■ DATA IN THIS EXERCISE:
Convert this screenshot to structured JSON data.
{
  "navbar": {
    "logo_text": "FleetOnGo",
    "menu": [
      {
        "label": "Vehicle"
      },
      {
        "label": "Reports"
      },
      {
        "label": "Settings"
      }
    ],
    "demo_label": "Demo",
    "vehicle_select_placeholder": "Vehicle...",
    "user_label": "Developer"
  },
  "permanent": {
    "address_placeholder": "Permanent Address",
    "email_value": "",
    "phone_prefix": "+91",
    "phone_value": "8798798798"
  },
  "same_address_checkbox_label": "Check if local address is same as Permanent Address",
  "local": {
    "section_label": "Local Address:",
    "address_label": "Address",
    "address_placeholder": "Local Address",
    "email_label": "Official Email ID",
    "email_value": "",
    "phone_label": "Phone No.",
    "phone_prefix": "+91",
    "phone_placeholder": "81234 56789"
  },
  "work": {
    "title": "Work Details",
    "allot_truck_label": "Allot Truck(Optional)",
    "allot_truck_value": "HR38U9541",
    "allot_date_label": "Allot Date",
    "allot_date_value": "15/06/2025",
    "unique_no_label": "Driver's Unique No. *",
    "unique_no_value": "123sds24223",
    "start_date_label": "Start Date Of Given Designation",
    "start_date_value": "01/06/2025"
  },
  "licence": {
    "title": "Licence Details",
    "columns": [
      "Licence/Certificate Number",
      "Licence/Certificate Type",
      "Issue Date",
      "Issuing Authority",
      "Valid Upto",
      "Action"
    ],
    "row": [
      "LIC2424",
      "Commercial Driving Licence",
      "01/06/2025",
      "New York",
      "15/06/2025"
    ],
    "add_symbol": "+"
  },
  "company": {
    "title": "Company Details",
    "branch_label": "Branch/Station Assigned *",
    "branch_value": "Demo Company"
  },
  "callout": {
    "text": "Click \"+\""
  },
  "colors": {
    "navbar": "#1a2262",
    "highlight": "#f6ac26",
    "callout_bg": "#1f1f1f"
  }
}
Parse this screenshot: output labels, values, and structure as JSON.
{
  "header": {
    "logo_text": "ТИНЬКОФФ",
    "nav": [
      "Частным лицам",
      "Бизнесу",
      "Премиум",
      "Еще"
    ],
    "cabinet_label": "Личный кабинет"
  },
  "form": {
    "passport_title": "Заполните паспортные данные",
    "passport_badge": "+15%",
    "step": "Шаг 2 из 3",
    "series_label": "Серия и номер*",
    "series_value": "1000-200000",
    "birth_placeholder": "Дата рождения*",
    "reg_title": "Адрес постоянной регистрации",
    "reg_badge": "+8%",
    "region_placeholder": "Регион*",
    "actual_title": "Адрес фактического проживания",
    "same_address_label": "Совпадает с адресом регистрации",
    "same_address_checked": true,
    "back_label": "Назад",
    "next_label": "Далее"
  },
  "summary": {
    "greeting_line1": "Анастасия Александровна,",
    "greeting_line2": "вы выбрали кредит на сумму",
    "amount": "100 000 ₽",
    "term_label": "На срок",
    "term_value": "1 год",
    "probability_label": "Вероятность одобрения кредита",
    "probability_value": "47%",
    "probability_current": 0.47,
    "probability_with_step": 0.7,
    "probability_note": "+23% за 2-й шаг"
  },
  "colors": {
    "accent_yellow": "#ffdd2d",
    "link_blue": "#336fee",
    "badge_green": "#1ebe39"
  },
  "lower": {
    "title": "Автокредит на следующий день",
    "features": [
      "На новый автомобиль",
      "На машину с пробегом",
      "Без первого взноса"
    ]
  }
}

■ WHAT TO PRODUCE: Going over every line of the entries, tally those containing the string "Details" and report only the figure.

■ ANSWER BOX: 3